======== Records for this task

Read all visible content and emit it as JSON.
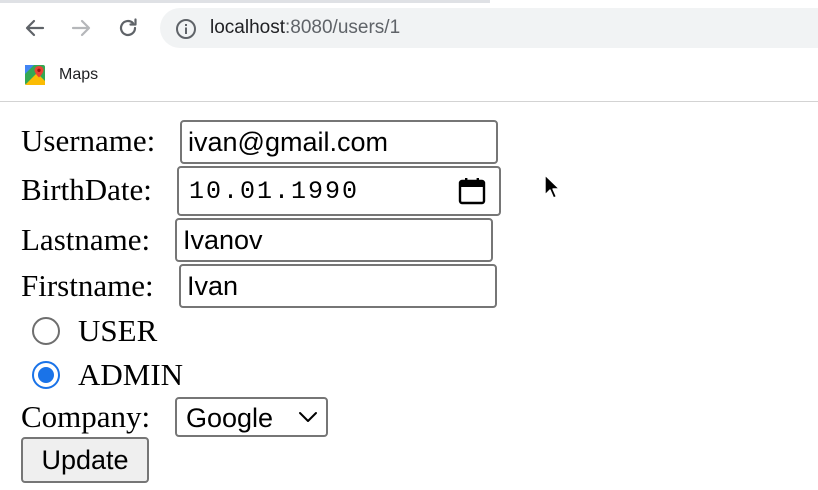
{
  "browser": {
    "url_host": "localhost",
    "url_rest": ":8080/users/1",
    "bookmarks": [
      {
        "label": "Maps",
        "icon": "google-maps-icon"
      }
    ],
    "icons": {
      "back": "arrow-left-icon",
      "forward": "arrow-right-icon",
      "reload": "reload-icon",
      "info": "info-icon"
    }
  },
  "form": {
    "username": {
      "label": "Username:",
      "value": "ivan@gmail.com"
    },
    "birthdate": {
      "label": "BirthDate:",
      "value": "10.01.1990",
      "icon": "calendar-icon"
    },
    "lastname": {
      "label": "Lastname:",
      "value": "Ivanov"
    },
    "firstname": {
      "label": "Firstname:",
      "value": "Ivan"
    },
    "roles": [
      {
        "label": "USER",
        "checked": false
      },
      {
        "label": "ADMIN",
        "checked": true
      }
    ],
    "company": {
      "label": "Company:",
      "selected": "Google",
      "icon": "chevron-down-icon"
    },
    "submit": {
      "label": "Update"
    }
  },
  "colors": {
    "accent": "#1a73e8",
    "omnibox_bg": "#f1f3f4",
    "input_border": "#767676",
    "button_bg": "#efefef"
  }
}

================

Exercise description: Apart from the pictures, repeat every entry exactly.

Your solution:
Read all visible content and emit it as JSON.
{
  "browser": {
    "url_host": "localhost",
    "url_rest": ":8080/users/1",
    "bookmarks": [
      {
        "label": "Maps",
        "icon": "google-maps-icon"
      }
    ],
    "icons": {
      "back": "arrow-left-icon",
      "forward": "arrow-right-icon",
      "reload": "reload-icon",
      "info": "info-icon"
    }
  },
  "form": {
    "username": {
      "label": "Username:",
      "value": "ivan@gmail.com"
    },
    "birthdate": {
      "label": "BirthDate:",
      "value": "10.01.1990",
      "icon": "calendar-icon"
    },
    "lastname": {
      "label": "Lastname:",
      "value": "Ivanov"
    },
    "firstname": {
      "label": "Firstname:",
      "value": "Ivan"
    },
    "roles": [
      {
        "label": "USER",
        "checked": false
      },
      {
        "label": "ADMIN",
        "checked": true
      }
    ],
    "company": {
      "label": "Company:",
      "selected": "Google",
      "icon": "chevron-down-icon"
    },
    "submit": {
      "label": "Update"
    }
  },
  "colors": {
    "accent": "#1a73e8",
    "omnibox_bg": "#f1f3f4",
    "input_border": "#767676",
    "button_bg": "#efefef"
  }
}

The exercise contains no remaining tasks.